PROBLEM DETAILS -> Copy each entry below unchanged; the images do not go in the copy.

Items listed in a dataset ->
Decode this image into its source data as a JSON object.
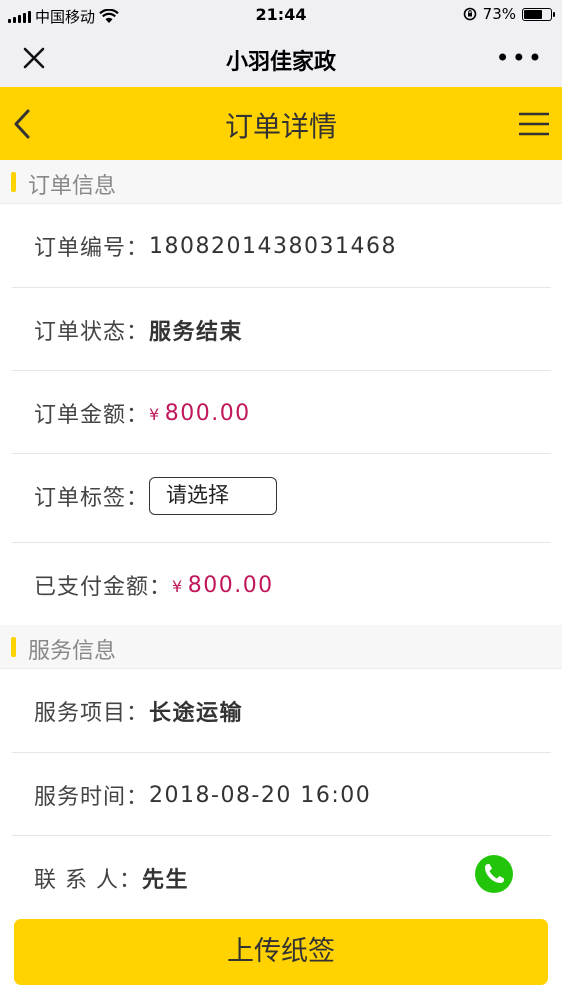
{
  "status_bar": {
    "carrier": "中国移动",
    "time": "21:44",
    "battery_percent": "73%",
    "battery_level": 0.73
  },
  "wechat_header": {
    "title": "小羽佳家政",
    "more": "•••"
  },
  "app_header": {
    "title": "订单详情"
  },
  "order_section": {
    "title": "订单信息",
    "rows": {
      "number_label": "订单编号：",
      "number_value": "1808201438031468",
      "status_label": "订单状态：",
      "status_value": "服务结束",
      "amount_label": "订单金额：",
      "amount_currency": "¥",
      "amount_value": "800.00",
      "tag_label": "订单标签：",
      "tag_select_value": "请选择",
      "paid_label": "已支付金额：",
      "paid_currency": "¥",
      "paid_value": "800.00"
    }
  },
  "service_section": {
    "title": "服务信息",
    "rows": {
      "item_label": "服务项目：",
      "item_value": "长途运输",
      "time_label": "服务时间：",
      "time_value": "2018-08-20 16:00",
      "contact_label": "联 系 人：",
      "contact_value": "先生"
    }
  },
  "bottom_button": {
    "label": "上传纸签"
  },
  "colors": {
    "accent": "#ffd200",
    "money": "#c0175b",
    "phone": "#22c50a"
  }
}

OUTPUT OF THE EXERCISE ->
Decode this image into its source data as a JSON object.
{
  "status_bar": {
    "carrier": "中国移动",
    "time": "21:44",
    "battery_percent": "73%",
    "battery_level": 0.73
  },
  "wechat_header": {
    "title": "小羽佳家政",
    "more": "•••"
  },
  "app_header": {
    "title": "订单详情"
  },
  "order_section": {
    "title": "订单信息",
    "rows": {
      "number_label": "订单编号：",
      "number_value": "1808201438031468",
      "status_label": "订单状态：",
      "status_value": "服务结束",
      "amount_label": "订单金额：",
      "amount_currency": "¥",
      "amount_value": "800.00",
      "tag_label": "订单标签：",
      "tag_select_value": "请选择",
      "paid_label": "已支付金额：",
      "paid_currency": "¥",
      "paid_value": "800.00"
    }
  },
  "service_section": {
    "title": "服务信息",
    "rows": {
      "item_label": "服务项目：",
      "item_value": "长途运输",
      "time_label": "服务时间：",
      "time_value": "2018-08-20 16:00",
      "contact_label": "联 系 人：",
      "contact_value": "先生"
    }
  },
  "bottom_button": {
    "label": "上传纸签"
  },
  "colors": {
    "accent": "#ffd200",
    "money": "#c0175b",
    "phone": "#22c50a"
  }
}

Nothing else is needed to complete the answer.